How to Maintain Your Child’s Native Language After Moving Abroad
Along with the logistical challenges of finding housing, schooling, childcare, a move abroad also brings with it cultural challenges, primarily, maintaining your child’s native language(s) and preserving traditions from your family’s home country. With a reputation for multicultural acceptance—Amsterdam is officially the most international city in the world with 178 different cultures represented—the Netherlands is a good place to embrace bilingualism or multilingualism but in some cases it does require a bit of effort.
Every family is different, of course, and as such may face different challenges. It may be the case that one partner is Dutch and the other speaks a language other than Dutch. If the child is going to a Dutch daycare or school, over time it is likely that Dutch will become the dominant language. In other cases, both parents may speak the same non-Dutch language. Typically, children who speak one language in the home and another language outside of it tend to be equally strong in each language. Of course, there are those trilingual families, in which each parent speaks their own language to the child (OPOL) and the child speaks Dutch at school and/or outside the home. There are other variations but these scenarios are the most common.
In our experience of matching babysitters and families by culture and language, we have daily experience of supporting language development. Below are a few tips and words of encouragement.
For parents with children who are not yet school age, playgroups and playdates with other families who speak your language are an ideal option but where to begin when you’ve just moved house and have yet to build up a social network? In Amsterdam, the Robbeburg playgroup in the Rivierenbuurt neighborhood offers sessions in English, German and Finnish. If your language isn’t represented, you can volunteer to host a session and the Robbeburg will help you find other families to join. International playgroups are also a great way to find friends in a new place, for both parent and child.
Babysitters Who Speak Your Language
Beyond giving you time to work or granting that all-important free time, hiring a caregiver who speaks your native language presents your child with the opportunity to speak this language with another adult who isn’t mom or dad. This can be especially important in homes with one Dutch speaker as some children will begin speaking Dutch exclusively in the home, even when spoken to in a different language. It also helps if the caregiver does not speak Dutch, which requires the child to speak in your native language in order to communicate. In addition to giving your child more opportunity to hear and speak your language, hiring a babysitter who shares you culture also exposes your child to the songs and games you grew up with, helping to preserve the home culture.

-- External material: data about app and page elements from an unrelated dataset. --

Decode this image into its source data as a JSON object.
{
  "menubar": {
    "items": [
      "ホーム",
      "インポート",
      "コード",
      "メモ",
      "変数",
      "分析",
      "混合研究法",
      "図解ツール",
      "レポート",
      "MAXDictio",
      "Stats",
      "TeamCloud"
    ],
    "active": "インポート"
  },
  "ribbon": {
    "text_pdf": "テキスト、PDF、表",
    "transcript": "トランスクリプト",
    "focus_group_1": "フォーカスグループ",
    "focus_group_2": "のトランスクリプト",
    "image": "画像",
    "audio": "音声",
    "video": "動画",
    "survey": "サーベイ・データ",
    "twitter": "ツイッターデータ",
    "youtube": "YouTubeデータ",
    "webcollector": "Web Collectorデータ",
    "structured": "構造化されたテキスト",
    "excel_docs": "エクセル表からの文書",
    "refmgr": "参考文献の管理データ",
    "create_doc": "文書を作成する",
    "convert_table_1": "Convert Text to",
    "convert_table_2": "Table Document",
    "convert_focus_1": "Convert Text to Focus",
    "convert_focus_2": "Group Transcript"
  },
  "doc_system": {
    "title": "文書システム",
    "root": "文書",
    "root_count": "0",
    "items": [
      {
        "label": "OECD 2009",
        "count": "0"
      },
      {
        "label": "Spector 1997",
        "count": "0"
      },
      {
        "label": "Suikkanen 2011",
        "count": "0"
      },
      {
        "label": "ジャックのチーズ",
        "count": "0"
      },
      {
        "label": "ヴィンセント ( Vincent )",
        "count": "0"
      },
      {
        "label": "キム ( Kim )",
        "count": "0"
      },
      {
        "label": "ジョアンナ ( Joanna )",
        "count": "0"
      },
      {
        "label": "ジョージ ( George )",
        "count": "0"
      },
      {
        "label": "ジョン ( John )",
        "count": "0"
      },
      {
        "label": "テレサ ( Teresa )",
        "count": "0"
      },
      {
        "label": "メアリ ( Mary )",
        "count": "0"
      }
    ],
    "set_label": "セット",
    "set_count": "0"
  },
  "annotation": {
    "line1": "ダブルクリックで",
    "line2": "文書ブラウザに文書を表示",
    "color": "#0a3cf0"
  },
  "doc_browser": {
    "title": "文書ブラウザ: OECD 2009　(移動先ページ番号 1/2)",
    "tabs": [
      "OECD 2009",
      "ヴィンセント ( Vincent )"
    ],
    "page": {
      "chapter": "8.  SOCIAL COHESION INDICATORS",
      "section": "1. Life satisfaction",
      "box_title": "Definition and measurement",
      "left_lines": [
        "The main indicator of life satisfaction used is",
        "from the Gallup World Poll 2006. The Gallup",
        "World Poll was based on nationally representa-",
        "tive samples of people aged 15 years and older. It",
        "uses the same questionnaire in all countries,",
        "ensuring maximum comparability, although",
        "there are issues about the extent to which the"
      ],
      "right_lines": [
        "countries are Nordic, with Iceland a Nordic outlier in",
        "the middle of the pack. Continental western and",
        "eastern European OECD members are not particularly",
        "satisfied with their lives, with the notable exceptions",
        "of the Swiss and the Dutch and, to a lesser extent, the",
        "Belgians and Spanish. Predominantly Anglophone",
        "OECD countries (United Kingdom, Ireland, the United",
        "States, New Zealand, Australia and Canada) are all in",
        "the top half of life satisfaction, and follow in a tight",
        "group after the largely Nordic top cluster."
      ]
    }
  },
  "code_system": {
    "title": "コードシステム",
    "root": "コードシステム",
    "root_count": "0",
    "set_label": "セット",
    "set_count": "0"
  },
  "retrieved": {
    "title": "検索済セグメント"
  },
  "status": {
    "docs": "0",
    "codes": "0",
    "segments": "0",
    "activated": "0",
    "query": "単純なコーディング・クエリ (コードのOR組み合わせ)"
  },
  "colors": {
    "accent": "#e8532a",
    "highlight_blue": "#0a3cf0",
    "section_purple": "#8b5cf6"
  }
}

You Can Go Back Home Again
Going back home for break is a great way to immerse your child in your language and traditions, and family love. Language acquisition and development is most successful when it happens in a natural, engaging manner. And what’s better than coming home to a rockstar welcome?
Pop Culture Trip
The Netherlands differs from other European countries such as Spain, Italy and Germany in that it does not dub over films (save for young children’s movies) and television programs, using Dutch subtitles instead. Cruising through a typical Dutch TV package, you will find content in English, German and French. Many a Dutch person will say they perfected their English or German by watching TV and films growing up. Music, books and educational apps are another fun and natural way to support language usage.
Keep At It
By now, the cognitive and developmental benefits of speaking more than one language have been well established, but as we live in an increasingly global environment, it is also a practical gift. Becoming bilingual or multilingual is a long-term, and at times seemingly slow process. If you hit a bump in the road (your child speaks only in the dominant language, you feel like an outsider speaking your native language, etc.), keep going and maintain a positive attitude. In this technological day and age, there are a host of online support groups and resources. Raising Bilingual/Multilingual Children is a popular Facebook group that has members from all over the world that offers a host of useful advice and support. Don’t be deterred. Your child will thank you for it (eventually and in your mother tongue).